I am sure that all of you are familiar with Sir Isaac Newton's famous words of self-deprecation, "If I have seen further, it is by standing on the shoulders of giants." No matter how smart you are, no one expects you to figure everything out on your own. If you aren't here to benefit from the wisdom, experience, and intelligence of others, then there's no point in being here.

Building on diversity

Finally, I hope you will make every effort to get to know one another - especially those who come from regions, nations, or backgrounds unlike your own. Unfortunately, "diversity" has become a catch phrase, but the fact is that diversity, in many dimensions, is essential to the infrastructure of a 21st century education. Over and over, we hear from our graduates how they benefit from - and value - the range of people with whom they lived and learned while here as students.

Indeed, your class is one of the most diverse in America:

€ You come from 46 of the 50 states and from 48 nations outside the US.

€ Twenty of you have transferred to MIT from other institutions. Welcome!

€ Forty-two percent of you are women.

€ You come from an extraordinary array of ethnic, racial, economic, cultural, and religious backgrounds.

This diversity is part of the richness of MIT's learning environment.

Immerse yourself in it, be nurtured within it, and you will be a better student and a better person.

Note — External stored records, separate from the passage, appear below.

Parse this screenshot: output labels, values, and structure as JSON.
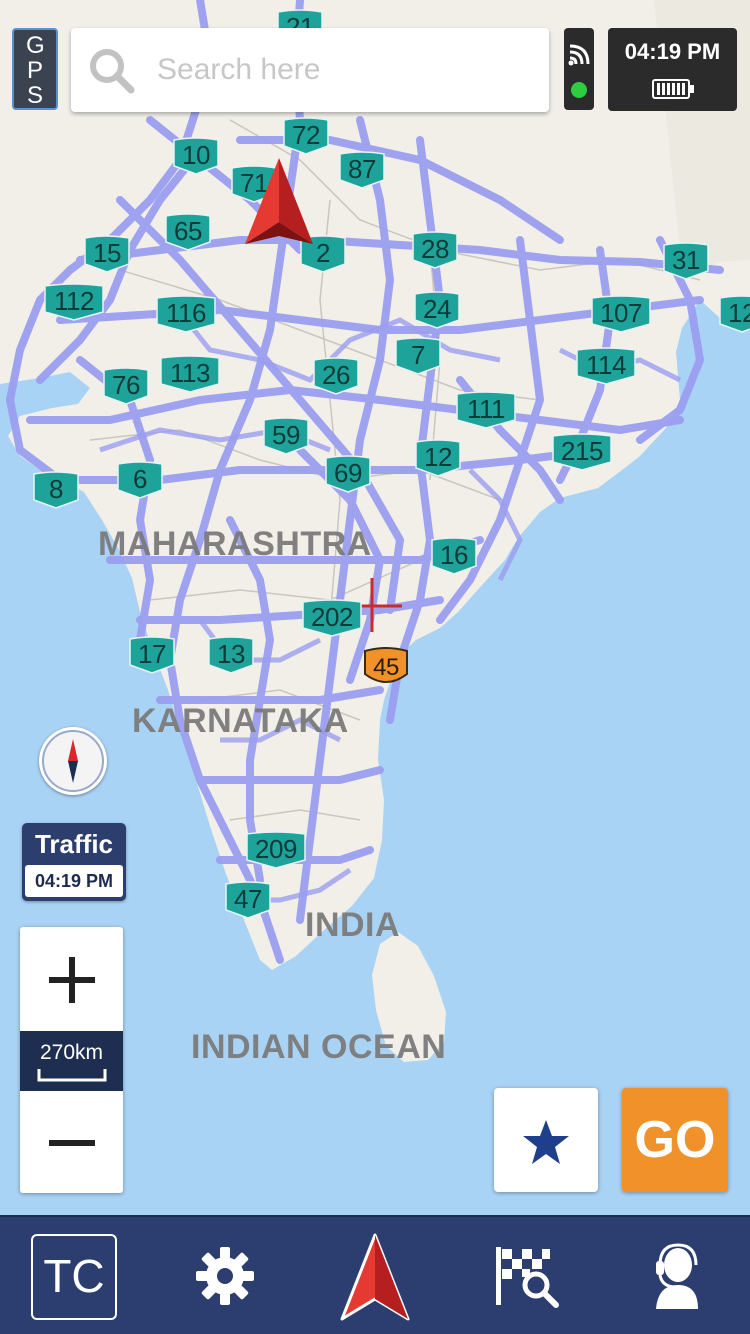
{
  "gps": {
    "label": "GPS"
  },
  "search": {
    "placeholder": "Search here"
  },
  "status": {
    "time": "04:19 PM",
    "gps_fix_color": "#2ecc40"
  },
  "map": {
    "regions": [
      {
        "id": "maharashtra",
        "label": "MAHARASHTRA"
      },
      {
        "id": "karnataka",
        "label": "KARNATAKA"
      },
      {
        "id": "india",
        "label": "INDIA"
      },
      {
        "id": "indian-ocean",
        "label": "INDIAN OCEAN"
      }
    ],
    "highways": [
      "21",
      "72",
      "10",
      "71",
      "87",
      "65",
      "2",
      "28",
      "31",
      "15",
      "112",
      "116",
      "24",
      "107",
      "12",
      "113",
      "7",
      "114",
      "76",
      "26",
      "111",
      "59",
      "215",
      "8",
      "6",
      "69",
      "12",
      "16",
      "202",
      "17",
      "13",
      "209",
      "47"
    ],
    "state_highway": "45"
  },
  "controls": {
    "traffic_label": "Traffic",
    "traffic_time": "04:19 PM",
    "zoom_scale": "270km",
    "go_label": "GO"
  },
  "bottom_nav": {
    "tc_label": "TC"
  },
  "colors": {
    "accent_orange": "#f0912a",
    "nav_blue": "#2c3e70",
    "shield_green": "#1ea39a",
    "road_lavender": "#9b9ef0"
  }
}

In the end, however, remember that all of you are alike in one central and critical respect: You are well-qualified to excel in one of the most demanding academic environments in the world. You've all got "the right stuff."

You are here because you have the intelligence, the talent and the drive to change the world.

You are ready to take charge of your future - and perhaps the future of the entire planet.

I know you will achieve extraordinary things, both at MIT and in the larger world while you are here, and as you continue in your careers. So work hard, have fun, and - precisely because you are so full of promise and ability - please look out for, and take care of, yourselves and each other.

Go for it!

Thank you very much.